───── Records for processing
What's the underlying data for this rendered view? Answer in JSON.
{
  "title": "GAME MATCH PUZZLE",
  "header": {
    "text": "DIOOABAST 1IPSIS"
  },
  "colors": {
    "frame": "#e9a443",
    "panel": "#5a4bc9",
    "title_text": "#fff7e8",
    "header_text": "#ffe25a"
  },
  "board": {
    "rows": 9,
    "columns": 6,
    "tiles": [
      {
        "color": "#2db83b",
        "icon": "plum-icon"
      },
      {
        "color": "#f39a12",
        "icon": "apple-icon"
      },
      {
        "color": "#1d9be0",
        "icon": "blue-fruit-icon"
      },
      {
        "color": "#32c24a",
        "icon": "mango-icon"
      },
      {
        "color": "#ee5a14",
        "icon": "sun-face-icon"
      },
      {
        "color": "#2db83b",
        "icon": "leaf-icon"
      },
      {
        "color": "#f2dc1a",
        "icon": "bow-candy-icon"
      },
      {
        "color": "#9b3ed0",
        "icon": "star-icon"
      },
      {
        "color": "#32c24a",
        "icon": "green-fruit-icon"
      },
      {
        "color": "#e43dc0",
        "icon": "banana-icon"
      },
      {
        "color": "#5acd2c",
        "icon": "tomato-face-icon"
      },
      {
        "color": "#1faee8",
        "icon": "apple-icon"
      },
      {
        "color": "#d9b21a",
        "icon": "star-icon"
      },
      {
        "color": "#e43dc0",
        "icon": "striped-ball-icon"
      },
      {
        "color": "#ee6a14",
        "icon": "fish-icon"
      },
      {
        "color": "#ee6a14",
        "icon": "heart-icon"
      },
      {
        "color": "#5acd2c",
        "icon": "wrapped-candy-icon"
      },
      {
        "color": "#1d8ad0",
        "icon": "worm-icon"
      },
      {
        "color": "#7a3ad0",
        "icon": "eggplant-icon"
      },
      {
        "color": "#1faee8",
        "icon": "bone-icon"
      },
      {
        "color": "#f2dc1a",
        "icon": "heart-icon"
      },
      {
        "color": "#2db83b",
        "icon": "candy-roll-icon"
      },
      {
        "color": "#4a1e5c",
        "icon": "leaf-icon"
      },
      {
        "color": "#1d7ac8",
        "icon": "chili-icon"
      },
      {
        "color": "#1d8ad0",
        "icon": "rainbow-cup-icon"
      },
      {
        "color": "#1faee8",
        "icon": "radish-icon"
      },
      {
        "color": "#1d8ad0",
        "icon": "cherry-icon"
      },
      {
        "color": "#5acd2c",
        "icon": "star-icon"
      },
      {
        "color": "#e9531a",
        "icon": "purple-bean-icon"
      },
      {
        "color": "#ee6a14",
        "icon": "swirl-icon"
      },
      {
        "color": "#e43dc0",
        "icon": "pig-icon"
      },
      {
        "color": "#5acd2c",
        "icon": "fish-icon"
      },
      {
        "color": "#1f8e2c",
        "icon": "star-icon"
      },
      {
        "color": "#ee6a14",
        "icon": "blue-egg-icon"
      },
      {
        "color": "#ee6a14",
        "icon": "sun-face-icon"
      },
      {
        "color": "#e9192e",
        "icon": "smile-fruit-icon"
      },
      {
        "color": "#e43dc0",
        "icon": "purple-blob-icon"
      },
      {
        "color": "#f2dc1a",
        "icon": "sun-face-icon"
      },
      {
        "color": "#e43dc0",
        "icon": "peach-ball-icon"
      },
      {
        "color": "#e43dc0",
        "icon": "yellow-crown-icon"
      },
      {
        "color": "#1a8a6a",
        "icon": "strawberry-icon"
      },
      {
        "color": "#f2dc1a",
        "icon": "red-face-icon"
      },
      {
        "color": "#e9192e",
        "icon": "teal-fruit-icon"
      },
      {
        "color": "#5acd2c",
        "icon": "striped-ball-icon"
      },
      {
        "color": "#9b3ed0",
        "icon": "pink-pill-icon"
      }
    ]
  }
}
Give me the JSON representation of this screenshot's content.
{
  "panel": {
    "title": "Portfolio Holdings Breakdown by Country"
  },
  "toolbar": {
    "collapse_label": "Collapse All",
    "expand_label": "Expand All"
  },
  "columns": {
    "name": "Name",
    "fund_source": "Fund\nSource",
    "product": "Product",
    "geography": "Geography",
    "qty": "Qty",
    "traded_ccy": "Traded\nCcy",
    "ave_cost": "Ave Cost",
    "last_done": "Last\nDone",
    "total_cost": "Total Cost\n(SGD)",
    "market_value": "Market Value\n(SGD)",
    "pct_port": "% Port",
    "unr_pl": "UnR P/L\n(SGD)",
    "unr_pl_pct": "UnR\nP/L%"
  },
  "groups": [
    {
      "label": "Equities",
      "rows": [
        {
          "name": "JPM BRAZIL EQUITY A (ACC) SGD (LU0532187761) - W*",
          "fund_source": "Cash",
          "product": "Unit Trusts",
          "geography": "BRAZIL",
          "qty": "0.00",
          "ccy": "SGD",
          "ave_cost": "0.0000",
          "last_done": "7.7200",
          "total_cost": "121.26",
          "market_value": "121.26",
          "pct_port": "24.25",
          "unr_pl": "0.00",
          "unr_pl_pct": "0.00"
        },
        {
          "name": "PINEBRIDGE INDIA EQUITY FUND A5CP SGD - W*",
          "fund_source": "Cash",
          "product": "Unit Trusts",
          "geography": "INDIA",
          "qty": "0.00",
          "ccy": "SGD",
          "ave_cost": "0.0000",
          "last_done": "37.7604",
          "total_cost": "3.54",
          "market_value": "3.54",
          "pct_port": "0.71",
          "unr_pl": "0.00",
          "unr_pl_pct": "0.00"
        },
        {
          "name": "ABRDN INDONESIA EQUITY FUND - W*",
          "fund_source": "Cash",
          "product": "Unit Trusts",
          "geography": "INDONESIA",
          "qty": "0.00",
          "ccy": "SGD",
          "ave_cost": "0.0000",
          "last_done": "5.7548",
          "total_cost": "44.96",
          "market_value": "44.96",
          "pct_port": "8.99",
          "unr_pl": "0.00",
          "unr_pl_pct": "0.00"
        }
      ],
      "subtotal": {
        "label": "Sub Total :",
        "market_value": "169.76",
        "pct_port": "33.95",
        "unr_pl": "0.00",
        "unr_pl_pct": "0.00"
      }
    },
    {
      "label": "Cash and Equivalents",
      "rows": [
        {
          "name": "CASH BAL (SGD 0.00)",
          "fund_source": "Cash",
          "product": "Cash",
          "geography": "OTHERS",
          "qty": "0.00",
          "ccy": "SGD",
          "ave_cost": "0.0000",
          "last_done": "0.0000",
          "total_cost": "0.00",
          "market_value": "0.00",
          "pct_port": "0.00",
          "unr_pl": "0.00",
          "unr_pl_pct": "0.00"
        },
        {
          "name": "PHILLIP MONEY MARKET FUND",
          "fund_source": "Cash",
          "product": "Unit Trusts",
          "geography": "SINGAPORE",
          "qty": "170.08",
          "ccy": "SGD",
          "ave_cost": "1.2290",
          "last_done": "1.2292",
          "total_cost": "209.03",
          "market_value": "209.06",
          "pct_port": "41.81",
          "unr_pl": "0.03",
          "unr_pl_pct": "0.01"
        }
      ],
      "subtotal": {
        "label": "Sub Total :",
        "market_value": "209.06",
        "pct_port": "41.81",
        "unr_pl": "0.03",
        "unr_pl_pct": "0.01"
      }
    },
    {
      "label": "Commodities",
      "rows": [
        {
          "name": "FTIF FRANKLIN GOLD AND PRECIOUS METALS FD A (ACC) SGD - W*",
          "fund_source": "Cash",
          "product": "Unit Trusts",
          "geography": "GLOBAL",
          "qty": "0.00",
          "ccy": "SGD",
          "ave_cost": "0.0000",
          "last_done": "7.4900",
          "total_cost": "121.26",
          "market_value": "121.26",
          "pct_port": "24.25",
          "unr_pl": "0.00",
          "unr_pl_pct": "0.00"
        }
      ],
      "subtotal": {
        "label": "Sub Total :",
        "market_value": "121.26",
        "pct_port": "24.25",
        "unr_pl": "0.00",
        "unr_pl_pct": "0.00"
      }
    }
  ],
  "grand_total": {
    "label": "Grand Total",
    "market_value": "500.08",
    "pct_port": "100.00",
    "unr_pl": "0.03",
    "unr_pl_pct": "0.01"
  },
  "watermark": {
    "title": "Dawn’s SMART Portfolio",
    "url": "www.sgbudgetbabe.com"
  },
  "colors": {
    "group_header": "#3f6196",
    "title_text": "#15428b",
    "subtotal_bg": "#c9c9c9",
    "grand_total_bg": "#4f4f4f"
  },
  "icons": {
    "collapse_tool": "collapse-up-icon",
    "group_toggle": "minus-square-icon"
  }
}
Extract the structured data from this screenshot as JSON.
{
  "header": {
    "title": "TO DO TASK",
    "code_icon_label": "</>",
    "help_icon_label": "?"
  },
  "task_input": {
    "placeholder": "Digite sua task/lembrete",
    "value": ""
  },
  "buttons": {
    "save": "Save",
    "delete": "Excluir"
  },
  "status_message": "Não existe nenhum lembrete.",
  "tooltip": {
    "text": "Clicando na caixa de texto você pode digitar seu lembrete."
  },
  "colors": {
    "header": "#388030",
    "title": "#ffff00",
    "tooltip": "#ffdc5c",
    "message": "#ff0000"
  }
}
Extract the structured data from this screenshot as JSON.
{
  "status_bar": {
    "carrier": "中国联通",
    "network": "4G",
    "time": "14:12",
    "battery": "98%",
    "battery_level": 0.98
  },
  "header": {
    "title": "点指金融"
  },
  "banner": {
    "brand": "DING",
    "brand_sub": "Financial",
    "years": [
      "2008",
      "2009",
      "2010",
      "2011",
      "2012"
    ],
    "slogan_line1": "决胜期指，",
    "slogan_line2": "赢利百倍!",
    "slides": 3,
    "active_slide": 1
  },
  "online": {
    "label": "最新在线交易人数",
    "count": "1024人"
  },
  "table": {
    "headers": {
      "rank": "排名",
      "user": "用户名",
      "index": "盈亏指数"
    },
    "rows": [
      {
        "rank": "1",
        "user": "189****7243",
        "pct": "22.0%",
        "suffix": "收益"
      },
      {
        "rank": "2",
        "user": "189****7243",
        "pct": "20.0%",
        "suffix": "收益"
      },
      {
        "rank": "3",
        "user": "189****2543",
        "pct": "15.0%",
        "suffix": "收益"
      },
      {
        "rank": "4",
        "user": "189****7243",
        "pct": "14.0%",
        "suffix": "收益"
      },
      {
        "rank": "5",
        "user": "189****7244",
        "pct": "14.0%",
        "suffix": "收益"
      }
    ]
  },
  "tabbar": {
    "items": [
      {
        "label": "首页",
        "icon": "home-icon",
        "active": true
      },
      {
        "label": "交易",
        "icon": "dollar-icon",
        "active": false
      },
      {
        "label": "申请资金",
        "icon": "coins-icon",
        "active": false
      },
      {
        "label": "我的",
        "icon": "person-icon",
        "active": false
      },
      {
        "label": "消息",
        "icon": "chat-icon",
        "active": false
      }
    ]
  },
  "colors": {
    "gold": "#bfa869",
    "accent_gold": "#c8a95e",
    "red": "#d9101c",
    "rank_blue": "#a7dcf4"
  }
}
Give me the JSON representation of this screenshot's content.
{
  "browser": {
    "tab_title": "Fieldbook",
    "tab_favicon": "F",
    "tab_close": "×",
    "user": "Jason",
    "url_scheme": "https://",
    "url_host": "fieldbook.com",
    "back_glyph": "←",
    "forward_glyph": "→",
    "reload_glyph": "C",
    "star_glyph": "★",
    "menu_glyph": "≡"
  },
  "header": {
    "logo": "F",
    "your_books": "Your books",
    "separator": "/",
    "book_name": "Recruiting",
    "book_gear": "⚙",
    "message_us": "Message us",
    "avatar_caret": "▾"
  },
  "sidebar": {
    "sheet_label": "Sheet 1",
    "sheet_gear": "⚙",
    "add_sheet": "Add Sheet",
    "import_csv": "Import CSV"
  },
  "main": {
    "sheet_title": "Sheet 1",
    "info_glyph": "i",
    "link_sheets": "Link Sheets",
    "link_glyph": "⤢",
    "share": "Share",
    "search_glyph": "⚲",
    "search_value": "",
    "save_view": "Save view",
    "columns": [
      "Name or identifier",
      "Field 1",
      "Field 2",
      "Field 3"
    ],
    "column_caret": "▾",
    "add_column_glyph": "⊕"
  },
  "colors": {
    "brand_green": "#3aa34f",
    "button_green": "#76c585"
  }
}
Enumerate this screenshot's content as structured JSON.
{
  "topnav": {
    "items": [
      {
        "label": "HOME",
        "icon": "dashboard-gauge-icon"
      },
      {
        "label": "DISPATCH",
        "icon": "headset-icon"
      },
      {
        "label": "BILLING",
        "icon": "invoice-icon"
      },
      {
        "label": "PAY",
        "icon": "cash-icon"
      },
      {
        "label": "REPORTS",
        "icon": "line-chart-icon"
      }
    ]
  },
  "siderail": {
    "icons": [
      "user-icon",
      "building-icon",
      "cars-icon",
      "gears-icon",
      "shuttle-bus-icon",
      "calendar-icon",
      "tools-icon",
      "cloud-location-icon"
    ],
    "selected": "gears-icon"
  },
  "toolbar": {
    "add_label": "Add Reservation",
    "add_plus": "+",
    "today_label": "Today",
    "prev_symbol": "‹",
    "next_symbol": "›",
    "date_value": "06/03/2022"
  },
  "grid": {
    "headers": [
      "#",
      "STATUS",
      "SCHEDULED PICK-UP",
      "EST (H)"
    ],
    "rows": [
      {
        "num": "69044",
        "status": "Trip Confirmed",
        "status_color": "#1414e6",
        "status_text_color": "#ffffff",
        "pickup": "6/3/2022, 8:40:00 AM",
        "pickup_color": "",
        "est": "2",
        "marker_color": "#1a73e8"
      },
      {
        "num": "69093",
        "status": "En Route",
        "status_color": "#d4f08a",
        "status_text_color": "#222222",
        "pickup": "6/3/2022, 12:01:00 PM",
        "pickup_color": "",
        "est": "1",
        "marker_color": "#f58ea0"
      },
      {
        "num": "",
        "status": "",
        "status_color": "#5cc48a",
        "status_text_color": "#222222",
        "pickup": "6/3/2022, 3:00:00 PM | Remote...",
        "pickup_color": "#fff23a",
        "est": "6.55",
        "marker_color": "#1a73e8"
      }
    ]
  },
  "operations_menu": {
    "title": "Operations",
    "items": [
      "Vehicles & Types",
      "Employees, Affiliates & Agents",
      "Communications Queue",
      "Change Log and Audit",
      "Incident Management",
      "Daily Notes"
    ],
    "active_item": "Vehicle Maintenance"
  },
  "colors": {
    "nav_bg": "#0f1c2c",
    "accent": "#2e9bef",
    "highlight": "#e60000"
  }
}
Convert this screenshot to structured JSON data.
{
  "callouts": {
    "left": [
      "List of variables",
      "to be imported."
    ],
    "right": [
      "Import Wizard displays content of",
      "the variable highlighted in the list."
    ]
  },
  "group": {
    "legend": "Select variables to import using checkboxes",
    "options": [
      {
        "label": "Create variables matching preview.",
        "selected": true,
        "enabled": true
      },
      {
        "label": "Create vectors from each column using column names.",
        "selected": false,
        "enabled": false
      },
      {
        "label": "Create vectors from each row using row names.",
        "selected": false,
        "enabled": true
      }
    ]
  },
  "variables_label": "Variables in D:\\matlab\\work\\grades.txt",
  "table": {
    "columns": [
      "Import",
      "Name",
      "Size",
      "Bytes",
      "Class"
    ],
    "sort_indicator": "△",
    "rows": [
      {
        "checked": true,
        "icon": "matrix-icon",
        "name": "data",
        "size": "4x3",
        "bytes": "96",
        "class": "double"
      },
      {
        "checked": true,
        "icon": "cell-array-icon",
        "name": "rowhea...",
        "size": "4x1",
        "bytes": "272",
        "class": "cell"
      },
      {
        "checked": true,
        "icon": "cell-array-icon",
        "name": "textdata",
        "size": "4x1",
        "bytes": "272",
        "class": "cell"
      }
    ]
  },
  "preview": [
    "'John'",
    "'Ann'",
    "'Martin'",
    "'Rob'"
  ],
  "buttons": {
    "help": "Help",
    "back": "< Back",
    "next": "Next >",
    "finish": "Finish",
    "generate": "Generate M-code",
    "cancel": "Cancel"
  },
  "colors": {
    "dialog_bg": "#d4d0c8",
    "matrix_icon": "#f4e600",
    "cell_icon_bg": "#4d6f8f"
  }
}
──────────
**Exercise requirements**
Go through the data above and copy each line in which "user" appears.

**Solution to this task**
      "user": "用户名",
        "user": "189****7243",
        "user": "189****7243",
        "user": "189****2543",
        "user": "189****7243",
        "user": "189****7244",
    "user": "Jason",
      "user-icon",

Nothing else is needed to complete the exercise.